──────── Stored data

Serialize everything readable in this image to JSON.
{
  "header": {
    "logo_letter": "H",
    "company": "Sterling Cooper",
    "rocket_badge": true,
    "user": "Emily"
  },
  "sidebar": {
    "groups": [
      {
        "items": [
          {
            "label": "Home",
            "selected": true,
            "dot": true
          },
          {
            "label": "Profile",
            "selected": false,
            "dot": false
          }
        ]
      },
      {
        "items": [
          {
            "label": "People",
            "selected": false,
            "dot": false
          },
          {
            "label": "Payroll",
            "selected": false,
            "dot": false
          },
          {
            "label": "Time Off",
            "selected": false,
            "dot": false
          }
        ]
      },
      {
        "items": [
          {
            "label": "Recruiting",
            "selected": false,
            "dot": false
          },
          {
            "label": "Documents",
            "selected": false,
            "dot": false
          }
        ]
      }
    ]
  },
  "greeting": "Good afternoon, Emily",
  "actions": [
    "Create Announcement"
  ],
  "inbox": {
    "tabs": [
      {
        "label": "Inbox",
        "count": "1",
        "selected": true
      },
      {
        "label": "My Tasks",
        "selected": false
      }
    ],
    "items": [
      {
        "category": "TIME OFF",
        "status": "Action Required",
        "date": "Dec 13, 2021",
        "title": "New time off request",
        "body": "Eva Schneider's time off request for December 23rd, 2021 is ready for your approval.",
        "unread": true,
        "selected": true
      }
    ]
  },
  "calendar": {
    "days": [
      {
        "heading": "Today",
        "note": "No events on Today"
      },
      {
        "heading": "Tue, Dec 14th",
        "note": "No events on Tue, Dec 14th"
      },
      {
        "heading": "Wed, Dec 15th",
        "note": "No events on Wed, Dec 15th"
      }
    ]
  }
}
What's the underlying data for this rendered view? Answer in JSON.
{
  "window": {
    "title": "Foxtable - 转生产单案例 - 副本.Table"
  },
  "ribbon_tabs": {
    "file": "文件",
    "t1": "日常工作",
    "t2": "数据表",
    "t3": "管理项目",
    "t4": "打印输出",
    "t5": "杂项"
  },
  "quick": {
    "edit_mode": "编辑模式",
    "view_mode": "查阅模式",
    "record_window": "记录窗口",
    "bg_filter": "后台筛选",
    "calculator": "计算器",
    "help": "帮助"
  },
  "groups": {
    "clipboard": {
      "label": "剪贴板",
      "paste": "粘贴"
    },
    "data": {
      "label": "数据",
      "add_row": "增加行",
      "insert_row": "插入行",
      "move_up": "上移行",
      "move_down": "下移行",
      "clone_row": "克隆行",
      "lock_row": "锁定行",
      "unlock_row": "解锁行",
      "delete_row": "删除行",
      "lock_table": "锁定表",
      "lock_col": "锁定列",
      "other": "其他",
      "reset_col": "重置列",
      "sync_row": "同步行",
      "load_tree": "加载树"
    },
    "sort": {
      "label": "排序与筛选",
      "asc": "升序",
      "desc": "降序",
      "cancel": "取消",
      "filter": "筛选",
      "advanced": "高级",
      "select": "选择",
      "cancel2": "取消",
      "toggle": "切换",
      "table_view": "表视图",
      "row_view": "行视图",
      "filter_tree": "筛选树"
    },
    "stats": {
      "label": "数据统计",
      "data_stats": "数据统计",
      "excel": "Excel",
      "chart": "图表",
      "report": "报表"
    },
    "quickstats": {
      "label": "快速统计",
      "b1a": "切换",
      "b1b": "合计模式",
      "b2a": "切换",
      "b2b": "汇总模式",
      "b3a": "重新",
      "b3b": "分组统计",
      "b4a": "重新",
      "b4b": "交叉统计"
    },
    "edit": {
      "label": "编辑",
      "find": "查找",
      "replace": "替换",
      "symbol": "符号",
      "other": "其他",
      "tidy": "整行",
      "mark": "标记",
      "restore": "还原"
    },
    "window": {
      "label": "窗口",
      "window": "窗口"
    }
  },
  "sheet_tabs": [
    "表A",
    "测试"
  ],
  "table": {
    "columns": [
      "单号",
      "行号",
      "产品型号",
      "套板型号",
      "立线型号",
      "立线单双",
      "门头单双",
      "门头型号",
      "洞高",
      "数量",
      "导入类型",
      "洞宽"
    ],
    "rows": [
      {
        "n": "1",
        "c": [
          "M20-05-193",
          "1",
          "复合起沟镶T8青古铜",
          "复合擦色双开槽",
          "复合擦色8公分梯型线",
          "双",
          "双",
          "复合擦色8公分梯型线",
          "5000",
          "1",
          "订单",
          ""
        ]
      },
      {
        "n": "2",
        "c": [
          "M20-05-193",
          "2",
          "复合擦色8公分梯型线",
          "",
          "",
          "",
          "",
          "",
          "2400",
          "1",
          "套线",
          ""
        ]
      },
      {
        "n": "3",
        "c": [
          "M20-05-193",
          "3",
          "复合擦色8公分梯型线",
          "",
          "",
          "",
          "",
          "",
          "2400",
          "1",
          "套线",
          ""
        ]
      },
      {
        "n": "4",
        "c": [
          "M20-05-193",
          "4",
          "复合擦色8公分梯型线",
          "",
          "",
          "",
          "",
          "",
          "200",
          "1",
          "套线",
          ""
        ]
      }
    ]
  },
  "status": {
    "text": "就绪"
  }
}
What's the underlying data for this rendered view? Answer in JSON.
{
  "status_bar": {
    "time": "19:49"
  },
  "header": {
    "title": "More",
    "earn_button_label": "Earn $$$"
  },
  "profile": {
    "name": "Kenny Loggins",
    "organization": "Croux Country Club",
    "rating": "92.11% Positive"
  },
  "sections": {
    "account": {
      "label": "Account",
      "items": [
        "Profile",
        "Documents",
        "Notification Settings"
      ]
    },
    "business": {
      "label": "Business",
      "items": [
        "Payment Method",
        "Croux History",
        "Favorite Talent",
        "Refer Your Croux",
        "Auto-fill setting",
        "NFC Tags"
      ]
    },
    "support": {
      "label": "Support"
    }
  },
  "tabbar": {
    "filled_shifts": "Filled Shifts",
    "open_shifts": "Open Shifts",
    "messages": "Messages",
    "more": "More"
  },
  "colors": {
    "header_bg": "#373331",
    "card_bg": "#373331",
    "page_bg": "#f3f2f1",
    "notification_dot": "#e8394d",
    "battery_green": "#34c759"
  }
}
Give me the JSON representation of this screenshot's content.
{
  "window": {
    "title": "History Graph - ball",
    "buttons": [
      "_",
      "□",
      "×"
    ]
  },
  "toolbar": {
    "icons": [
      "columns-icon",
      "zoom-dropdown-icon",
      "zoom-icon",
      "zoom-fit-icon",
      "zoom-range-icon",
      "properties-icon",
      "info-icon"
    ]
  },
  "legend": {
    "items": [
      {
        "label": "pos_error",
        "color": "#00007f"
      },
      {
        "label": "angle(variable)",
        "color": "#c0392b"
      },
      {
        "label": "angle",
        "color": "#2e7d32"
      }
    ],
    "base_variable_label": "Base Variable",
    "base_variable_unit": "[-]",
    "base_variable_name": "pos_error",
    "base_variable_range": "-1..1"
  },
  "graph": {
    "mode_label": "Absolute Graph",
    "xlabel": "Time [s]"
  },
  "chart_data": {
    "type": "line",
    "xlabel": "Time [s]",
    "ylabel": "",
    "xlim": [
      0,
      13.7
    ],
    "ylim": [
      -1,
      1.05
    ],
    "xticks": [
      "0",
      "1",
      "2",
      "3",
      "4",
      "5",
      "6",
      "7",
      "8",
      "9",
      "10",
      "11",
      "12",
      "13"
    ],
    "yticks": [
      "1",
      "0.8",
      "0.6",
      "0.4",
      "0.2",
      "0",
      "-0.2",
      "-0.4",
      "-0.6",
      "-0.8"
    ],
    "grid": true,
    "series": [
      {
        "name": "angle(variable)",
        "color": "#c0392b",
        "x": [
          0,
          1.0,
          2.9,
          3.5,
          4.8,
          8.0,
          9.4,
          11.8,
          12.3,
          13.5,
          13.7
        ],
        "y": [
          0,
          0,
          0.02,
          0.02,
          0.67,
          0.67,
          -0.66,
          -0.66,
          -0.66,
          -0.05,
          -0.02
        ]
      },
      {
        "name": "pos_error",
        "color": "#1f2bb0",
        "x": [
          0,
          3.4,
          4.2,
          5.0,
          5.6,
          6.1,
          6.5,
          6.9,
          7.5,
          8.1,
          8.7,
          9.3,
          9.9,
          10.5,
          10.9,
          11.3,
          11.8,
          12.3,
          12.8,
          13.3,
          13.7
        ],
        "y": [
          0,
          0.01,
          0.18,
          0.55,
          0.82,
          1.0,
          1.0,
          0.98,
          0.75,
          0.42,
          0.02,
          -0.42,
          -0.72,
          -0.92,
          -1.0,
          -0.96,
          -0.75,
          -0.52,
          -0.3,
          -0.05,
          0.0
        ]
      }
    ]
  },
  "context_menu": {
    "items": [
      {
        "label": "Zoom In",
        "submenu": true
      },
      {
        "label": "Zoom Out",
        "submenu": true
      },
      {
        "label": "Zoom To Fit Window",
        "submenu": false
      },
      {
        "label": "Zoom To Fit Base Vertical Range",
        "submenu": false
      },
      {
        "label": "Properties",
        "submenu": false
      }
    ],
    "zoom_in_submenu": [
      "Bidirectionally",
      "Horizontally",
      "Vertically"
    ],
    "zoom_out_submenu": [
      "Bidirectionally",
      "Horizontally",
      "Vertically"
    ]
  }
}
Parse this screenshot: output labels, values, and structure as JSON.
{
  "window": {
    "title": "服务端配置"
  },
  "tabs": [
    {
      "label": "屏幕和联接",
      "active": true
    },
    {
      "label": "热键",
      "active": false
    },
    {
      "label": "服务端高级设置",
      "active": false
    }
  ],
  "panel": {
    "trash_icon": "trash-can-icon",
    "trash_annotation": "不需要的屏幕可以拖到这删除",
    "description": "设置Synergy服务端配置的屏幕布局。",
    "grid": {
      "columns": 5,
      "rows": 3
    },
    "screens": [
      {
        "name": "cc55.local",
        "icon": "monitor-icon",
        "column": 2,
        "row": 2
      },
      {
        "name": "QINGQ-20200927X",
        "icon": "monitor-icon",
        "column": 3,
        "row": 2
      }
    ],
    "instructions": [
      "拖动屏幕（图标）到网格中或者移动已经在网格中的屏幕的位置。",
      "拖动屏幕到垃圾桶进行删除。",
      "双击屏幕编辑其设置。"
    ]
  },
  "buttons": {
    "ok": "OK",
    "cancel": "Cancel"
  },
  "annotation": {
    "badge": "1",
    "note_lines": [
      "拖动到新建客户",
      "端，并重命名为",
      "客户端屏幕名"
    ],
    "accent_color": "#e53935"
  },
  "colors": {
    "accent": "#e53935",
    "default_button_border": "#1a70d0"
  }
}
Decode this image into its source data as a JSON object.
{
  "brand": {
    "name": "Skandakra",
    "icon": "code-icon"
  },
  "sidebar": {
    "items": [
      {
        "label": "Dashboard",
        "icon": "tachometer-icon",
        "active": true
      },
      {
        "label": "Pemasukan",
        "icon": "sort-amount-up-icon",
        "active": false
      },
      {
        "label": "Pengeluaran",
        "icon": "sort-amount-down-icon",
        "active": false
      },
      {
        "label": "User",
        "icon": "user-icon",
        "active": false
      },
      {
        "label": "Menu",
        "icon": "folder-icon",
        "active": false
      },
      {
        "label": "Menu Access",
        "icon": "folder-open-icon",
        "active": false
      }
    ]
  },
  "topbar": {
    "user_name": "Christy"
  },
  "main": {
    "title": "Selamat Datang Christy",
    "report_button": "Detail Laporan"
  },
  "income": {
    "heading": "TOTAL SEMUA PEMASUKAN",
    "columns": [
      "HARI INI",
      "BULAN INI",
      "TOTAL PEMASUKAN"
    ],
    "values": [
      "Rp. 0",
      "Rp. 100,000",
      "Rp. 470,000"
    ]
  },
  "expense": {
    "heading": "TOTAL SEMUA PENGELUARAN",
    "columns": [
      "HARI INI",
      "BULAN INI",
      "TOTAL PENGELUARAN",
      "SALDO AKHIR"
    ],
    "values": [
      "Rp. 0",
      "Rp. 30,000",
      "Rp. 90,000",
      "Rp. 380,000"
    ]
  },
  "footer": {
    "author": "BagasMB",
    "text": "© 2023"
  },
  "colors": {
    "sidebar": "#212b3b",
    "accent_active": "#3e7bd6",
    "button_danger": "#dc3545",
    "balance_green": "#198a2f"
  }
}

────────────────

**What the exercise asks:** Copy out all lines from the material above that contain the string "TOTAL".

**Finished exercise:**
    "heading": "TOTAL SEMUA PEMASUKAN",
      "TOTAL PEMASUKAN"
    "heading": "TOTAL SEMUA PENGELUARAN",
      "TOTAL PENGELUARAN",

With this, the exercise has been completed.